In the wake of U.S. intelligence reports that Russia meddled with the 2016 U.S. election using fake social media subscriptions as one of its tools, Twitter started to lock suspicious accounts and did not count them toward the calculation of its daily and monthly active users. An account is considered suspect if it generates a large amount of activity after months of being quiet. This past week it stopped counting these accounts toward the total number of Twitter members' followers.
Pop star and American Idol judge Katy Perry saw the number of her followers on Twitter shrink by a massive 2.8 million users on Thursday. Because Perry has the most followers of any Twitter user with more than 107 million prior to the purge, the 2.8 million followers that disappeared from her account represented just 2.6% of the total.
The purging of locked accounts negatively affected President Donald Trump, who lost 300,000 of his followers. The current data shows that there are still 53.1 million Twitter accounts following the president. Among prominent and verified accounts that were barely affected, tech executive Elon Musk made out the best. Musk had only .3%, or 71,000 of his followers erased by Twitter. That leaves him with 22.2 million Twitter accounts following his tweets.
"Most people will see a change of four followers or fewer; others with larger follower counts will experience a more significant drop. We understand this may be hard for some, but we believe accuracy and transparency make Twitter a more trusted service for public conversation. Though the most significant changes are happening in the next few days, follower counts may continue to change more regularly as part of our ongoing work to proactively identify and challenge problematic accounts.
If we detect sudden changes in account behavior, we may lock the account and contact the owner to confirm they still have control of it. These sudden changes in account behavior could include Tweeting a large volume of unsolicited replies or mentions, Tweeting misleading links, or if a large number of accounts block the account after mentioning them. We sometimes lock an account if we see email and password combinations from other services posted online and believe that information could put the security of an account at risk — so we require accounts to change of their passwords for protection. Until we confirm that everything is ok with the account, we lock it, which makes them unable to Tweet or see ads."-Twitter

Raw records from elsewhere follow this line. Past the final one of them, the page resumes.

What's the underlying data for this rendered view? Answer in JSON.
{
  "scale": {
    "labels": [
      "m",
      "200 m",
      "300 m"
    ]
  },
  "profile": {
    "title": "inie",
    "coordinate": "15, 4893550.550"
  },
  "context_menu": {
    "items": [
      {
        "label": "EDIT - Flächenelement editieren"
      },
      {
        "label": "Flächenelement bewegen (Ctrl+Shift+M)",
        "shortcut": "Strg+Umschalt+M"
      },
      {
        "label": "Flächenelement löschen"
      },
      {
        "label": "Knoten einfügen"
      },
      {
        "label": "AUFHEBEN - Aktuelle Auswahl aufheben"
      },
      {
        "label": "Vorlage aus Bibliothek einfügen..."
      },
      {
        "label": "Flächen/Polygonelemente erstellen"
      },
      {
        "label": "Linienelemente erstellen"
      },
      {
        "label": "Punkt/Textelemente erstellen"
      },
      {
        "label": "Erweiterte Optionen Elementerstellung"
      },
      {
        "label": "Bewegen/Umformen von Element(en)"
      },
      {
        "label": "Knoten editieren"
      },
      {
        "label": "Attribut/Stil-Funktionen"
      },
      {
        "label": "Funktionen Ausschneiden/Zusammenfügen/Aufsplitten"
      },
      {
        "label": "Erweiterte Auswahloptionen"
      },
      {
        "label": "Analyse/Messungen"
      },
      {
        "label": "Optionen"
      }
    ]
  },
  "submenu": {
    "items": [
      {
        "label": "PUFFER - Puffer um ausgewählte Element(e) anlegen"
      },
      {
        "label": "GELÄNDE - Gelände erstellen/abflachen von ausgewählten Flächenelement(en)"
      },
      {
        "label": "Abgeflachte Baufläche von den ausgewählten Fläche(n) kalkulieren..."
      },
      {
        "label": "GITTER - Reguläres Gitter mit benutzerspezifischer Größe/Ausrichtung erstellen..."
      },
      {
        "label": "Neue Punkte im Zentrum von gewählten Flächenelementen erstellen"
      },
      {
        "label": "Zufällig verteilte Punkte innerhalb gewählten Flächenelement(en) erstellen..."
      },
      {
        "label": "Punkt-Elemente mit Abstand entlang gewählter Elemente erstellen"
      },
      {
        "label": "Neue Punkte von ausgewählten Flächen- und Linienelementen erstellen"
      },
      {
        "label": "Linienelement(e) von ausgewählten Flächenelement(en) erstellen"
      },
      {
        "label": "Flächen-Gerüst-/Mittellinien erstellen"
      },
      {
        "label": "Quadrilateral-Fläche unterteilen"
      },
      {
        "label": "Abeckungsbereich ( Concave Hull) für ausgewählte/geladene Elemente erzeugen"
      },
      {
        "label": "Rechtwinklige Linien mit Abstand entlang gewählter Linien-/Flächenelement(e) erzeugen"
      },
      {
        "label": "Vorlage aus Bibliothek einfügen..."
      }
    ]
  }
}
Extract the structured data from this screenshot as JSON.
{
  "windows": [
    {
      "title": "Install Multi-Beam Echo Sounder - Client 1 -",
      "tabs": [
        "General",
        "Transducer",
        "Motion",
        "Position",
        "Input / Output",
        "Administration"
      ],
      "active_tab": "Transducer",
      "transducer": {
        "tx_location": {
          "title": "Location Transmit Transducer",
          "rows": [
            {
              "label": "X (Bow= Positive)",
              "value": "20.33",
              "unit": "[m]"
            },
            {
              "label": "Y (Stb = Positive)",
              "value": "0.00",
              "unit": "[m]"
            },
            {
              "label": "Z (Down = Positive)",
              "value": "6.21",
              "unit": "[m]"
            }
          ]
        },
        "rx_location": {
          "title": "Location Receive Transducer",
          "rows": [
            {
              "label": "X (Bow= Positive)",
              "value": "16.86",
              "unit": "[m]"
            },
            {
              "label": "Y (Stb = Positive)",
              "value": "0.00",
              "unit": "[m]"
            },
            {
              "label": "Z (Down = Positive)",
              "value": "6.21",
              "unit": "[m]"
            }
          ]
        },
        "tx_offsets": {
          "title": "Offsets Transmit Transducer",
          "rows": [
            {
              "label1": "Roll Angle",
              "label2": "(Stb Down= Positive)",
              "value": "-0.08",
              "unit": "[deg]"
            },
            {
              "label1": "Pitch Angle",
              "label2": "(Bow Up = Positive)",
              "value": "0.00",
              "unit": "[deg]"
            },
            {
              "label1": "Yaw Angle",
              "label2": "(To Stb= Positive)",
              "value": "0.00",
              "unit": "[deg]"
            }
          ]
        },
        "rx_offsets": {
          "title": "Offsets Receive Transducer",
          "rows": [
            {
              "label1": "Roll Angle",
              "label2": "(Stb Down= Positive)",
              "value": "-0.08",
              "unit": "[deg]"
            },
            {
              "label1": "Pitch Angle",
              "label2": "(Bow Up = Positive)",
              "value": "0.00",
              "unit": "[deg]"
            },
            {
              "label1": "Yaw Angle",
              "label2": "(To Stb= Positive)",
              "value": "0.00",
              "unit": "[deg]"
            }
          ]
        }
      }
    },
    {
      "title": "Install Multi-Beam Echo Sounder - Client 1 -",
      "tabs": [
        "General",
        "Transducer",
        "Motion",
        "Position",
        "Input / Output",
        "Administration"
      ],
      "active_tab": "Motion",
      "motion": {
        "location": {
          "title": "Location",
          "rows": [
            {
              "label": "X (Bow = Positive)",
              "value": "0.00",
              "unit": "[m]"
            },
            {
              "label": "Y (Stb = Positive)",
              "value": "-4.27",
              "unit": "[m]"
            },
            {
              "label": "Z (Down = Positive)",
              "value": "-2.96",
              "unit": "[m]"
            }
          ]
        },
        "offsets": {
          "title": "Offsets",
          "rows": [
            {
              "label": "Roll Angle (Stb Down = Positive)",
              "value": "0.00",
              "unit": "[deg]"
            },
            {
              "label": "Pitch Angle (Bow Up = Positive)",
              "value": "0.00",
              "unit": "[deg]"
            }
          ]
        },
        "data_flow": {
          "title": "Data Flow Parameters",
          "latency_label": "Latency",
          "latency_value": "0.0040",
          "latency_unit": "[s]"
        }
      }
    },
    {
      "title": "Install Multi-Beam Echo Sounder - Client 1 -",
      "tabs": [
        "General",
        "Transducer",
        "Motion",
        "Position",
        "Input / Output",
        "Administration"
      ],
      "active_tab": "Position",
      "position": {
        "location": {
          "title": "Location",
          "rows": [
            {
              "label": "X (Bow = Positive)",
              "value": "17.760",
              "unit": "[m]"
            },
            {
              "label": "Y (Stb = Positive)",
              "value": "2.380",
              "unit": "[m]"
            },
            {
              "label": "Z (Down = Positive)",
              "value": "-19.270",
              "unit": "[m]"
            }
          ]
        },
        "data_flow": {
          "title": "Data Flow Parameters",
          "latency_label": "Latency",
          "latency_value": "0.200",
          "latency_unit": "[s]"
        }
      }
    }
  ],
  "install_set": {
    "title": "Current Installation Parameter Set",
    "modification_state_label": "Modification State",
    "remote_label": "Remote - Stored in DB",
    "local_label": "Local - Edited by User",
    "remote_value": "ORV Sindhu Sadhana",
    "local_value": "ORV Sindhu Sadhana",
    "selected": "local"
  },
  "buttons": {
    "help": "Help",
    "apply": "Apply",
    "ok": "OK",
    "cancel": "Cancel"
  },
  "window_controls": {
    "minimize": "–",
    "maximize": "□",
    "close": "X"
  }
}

On a percentage basis, the most affected account among the top 100 by followers was the company's own @Twitter account. The latter saw 12.4% of its followers disappear overnight. The account still has 55 million followers. Twitter says that the median decline in followers among the top 100 was 734,000 accounts. The average number of followers lost by all Twitter subscribers was four.